Not hearing anything on the order after four days we sent notes to Wahoo’s customer service department. The responses indicated the units had accidentally been oversold, so we were offered refurbished 2016 units for $100 less. Having the same warranty and being even cheaper, that sounded great! We both accepted the offer and waited. A day later we were informed that the warehouse had found more stock of the new 2016 units and those were on the way, with the refurb offer rescinded. Not as good of a deal, but still, great! Because of this back and forth Melinda, the customer service person, tossed in a 142×12 Thru Axle Adapter for me and a TICKR X Heart Rate Monitor for Kristen; both things we could use and a really nice gesture.

Unfortunately, when the KICKRs arrived, we found that Wahoo had screwed up. These were not new units, nor refurbished, but instead returns which likely hadn’t been opened since the customers packed them up. Mine was scraped and the end caps were chewed up as if the previous owner didn’t clamp it down properly and had the bike come off while riding. The cassette was slightly greasy, it had a bunch of non-Wahoo stuff (Garmin manual and packaging, Monoprice packaging) in the box, and fine plastic dust from the expanded foam packaging was spread all over, including in the resistance unit.

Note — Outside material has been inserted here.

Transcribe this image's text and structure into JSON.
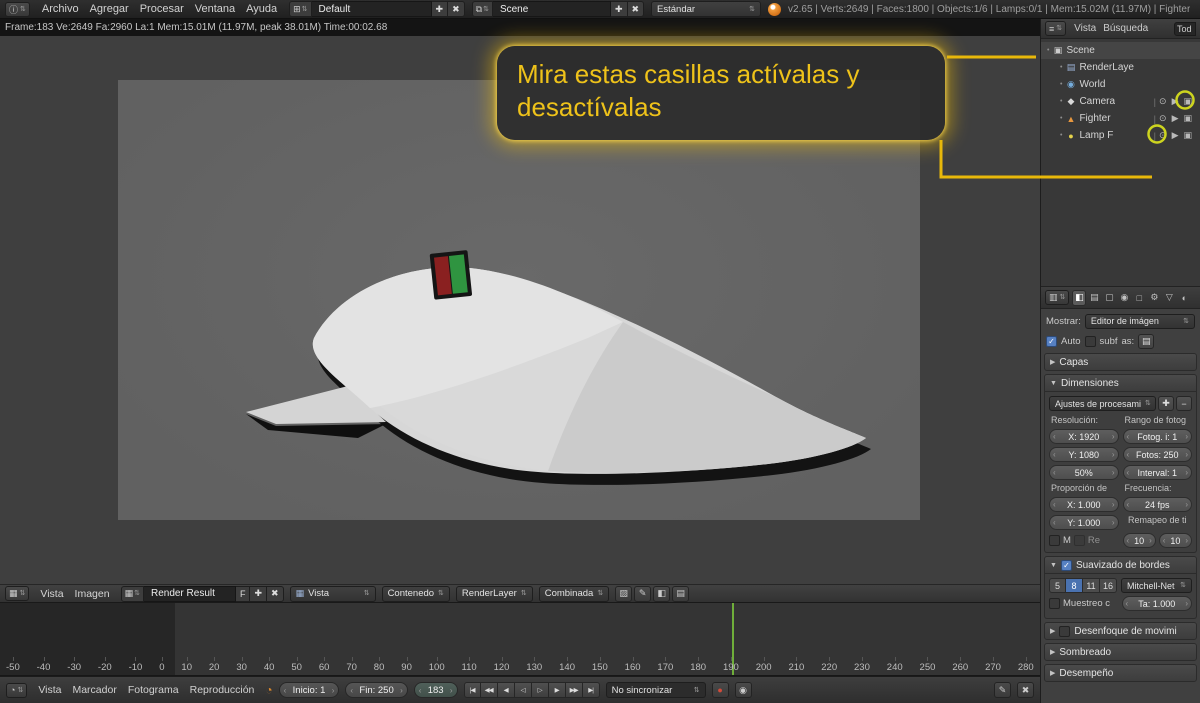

Kristen’s was arguably worse, with a heavily scuffed flywheel area (as if the owner had it resting against something), an empty through axle adapter box, and the previous owner’s personal info: the RMA from Clever Training and — inexplicably — a copy of his vehicle inspection report from Volkswagen Credit.

My KICKR:

 
  

Kristen’s KICKR:

IMG_4727.JPG IMG_4728.JPG IMG_4742.JPG
IMG_4730.JPG IMG_4743.JPG IMG_E4729.JPG

Separately we both immediately contacted Wahoo, but being Saturday didn’t hear back until Monday afternoon. (They’re open M-F, 10am – 7pm, and email responses seem to take about a day.) The first responses offered $100 refunds claiming the units were refurbished. After pushing back indicating that they are simply used and don’t seem like it’d be up to their standards, the refund offer was upped to $200 with the opportunity to test them out before accepting. While $699 is an even better price, neither of us were keen on paying so much for used trainers with plastic dust in sensitive electronics.

Since it’s often easier to work things out over the phone I decided to call Wahoo. I spoke with Micah, who explained that the original customer service person I’d contacted via email, Melinda, was best suited to help me. (I got the impression she’s a lead or manager.) Indicating that what I really wanted was a new trainer, and that I was hoping they could sort this all out, he informed me that the 2016 units are gone, so that’s no longer possible, but he’d get in touch with Melinda and let her know that we had talked. A short while later I heard back from Melinda, offering to return the used trainer and give a 10% discount on a new 2017 KICKR. I replied asking for the RMA, declining to purchase the 2017 model. (In the mean time Kristen had called and set up an RMA for hers, but did not receive a discount offer.)

I understand that things go wrong with warehousing and shipping, especially when winter (trainer time!) is coupled with the busy holiday season, but I can’t help but be left quite soured by this experience. Almost two weeks after making the purchase, with time sunk into a back and forth via email and visiting FedEx, we’re both back where we started… without smart trainers. And waiting on refunds.

Good thing we’ve still got fluid trainers to ride… Because the CycleOps Hammers that we ordered are still en route.